Address email strategically.
Expect to have twice as many emails as you might have had after your vacation two years ago, and accept that you won’t be able to respond to—or even read—every email immediately. Scan through your inbox on Sunday night or early Monday morning and decide which 10 or 20 emails need your immediate attention. “Be purposeful in addressing the high-priority issues first,” Steinberg says.
Don’t flaunt your vacation.

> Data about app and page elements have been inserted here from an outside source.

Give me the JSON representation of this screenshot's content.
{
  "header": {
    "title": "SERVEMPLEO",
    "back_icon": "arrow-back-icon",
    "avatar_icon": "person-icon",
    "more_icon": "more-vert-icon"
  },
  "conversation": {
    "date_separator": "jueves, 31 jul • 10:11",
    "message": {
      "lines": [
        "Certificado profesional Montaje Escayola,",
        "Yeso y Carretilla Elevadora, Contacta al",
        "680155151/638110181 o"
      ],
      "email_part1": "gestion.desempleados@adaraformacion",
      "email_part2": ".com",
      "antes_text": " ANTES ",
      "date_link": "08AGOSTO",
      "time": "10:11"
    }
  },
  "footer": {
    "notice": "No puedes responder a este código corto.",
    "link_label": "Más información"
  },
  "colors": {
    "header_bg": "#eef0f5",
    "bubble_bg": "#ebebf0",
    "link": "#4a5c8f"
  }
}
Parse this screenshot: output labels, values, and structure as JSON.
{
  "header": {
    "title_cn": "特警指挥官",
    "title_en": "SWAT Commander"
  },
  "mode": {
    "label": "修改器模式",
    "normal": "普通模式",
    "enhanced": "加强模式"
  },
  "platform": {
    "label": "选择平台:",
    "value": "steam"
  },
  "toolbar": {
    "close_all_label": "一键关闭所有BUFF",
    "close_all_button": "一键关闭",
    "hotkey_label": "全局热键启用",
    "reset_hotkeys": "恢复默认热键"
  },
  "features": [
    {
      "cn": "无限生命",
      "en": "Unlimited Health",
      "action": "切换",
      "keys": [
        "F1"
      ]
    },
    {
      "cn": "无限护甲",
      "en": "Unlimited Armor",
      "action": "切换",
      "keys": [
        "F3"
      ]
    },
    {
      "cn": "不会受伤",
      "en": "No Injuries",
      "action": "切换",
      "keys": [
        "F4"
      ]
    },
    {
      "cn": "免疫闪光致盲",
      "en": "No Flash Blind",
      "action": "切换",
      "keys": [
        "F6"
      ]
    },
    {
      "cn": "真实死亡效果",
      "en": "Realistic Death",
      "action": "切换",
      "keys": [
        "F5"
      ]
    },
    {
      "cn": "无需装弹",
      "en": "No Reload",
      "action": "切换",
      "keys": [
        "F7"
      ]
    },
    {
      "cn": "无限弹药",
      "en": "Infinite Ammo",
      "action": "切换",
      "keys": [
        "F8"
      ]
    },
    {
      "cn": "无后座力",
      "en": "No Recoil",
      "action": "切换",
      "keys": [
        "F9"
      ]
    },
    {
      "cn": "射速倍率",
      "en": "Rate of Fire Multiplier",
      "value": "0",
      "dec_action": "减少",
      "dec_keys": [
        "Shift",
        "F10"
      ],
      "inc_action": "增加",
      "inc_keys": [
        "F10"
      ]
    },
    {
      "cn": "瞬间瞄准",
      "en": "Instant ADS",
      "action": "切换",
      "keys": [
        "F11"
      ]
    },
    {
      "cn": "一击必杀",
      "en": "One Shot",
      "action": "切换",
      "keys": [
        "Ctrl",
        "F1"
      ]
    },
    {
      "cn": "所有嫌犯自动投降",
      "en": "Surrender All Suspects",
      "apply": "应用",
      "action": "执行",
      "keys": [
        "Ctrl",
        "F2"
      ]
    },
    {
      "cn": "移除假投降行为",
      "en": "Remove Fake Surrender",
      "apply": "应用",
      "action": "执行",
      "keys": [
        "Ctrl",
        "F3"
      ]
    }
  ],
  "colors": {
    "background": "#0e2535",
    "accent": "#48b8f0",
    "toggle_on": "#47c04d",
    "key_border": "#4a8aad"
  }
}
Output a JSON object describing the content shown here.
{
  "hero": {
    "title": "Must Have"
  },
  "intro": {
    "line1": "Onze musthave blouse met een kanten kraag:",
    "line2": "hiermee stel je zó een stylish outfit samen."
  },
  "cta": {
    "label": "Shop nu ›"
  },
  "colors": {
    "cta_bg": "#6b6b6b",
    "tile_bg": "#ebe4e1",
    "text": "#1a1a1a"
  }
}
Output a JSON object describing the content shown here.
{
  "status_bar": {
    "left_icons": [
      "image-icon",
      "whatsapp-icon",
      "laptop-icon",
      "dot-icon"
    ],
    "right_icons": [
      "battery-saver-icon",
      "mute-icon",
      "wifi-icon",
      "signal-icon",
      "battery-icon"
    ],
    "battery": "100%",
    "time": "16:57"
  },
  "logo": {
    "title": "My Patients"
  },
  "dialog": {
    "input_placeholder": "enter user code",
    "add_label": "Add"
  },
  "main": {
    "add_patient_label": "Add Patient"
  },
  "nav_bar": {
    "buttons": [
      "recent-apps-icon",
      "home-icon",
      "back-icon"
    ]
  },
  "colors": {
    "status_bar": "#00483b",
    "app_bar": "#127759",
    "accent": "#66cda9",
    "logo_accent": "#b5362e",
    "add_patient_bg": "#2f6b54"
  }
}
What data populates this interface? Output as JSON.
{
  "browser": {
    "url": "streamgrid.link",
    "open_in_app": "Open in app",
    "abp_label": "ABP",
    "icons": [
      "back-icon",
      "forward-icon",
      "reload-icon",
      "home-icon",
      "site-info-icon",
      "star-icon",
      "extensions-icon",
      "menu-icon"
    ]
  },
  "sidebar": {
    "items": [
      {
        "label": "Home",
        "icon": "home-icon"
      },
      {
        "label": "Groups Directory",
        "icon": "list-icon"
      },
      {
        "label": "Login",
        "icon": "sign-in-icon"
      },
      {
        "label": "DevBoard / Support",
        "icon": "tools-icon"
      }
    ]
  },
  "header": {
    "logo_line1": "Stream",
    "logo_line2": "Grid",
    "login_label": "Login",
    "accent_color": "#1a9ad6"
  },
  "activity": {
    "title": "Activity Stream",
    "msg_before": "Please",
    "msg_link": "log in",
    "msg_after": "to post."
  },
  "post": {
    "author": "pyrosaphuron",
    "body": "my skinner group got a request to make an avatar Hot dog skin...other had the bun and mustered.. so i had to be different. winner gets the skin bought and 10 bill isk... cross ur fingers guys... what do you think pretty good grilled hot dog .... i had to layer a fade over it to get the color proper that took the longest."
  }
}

Be mindful that not everyone has been able to take a post-COVID vacation. For instance, colleagues with young children who can’t be vaccinated might still be reluctant to travel, and they might not want to hear about every detail of your exotic vacation. “Unless you’re specifically asked, it’s probably not a smart move to take the first 10 minutes of every colleague or client call to talk about your vacation,” Steinberg says.
Be surprised by an easier-than-expected return to work.
If you and your colleagues are still working remotely, returning to work after a long vacation might not be as difficult as returning to the office. “When we’re gathered in an office physically and if you’re the person not there, there are ad hoc conversations you miss; but with Zoom, all our interactions are quite scripted, so it’s not as difficult to transition back,” says Radhika Papandreou, managing partner of Korn Ferry’s Chicago office and sector leader of the firm’s Travel, Hospitality, and Leisure practice.
Thank the colleagues who covered for you.
We’re often hesitant to thank the employees who covered for us because we feel guilty about taking time off. But it’s important to help your colleagues feel like their contributions are appreciated, Royal says. “Don’t be afraid to say to colleagues, ‘My vacation was great, I enjoyed it, I was able to unplug, and it was very helpful to me. Thank you for filling in.’”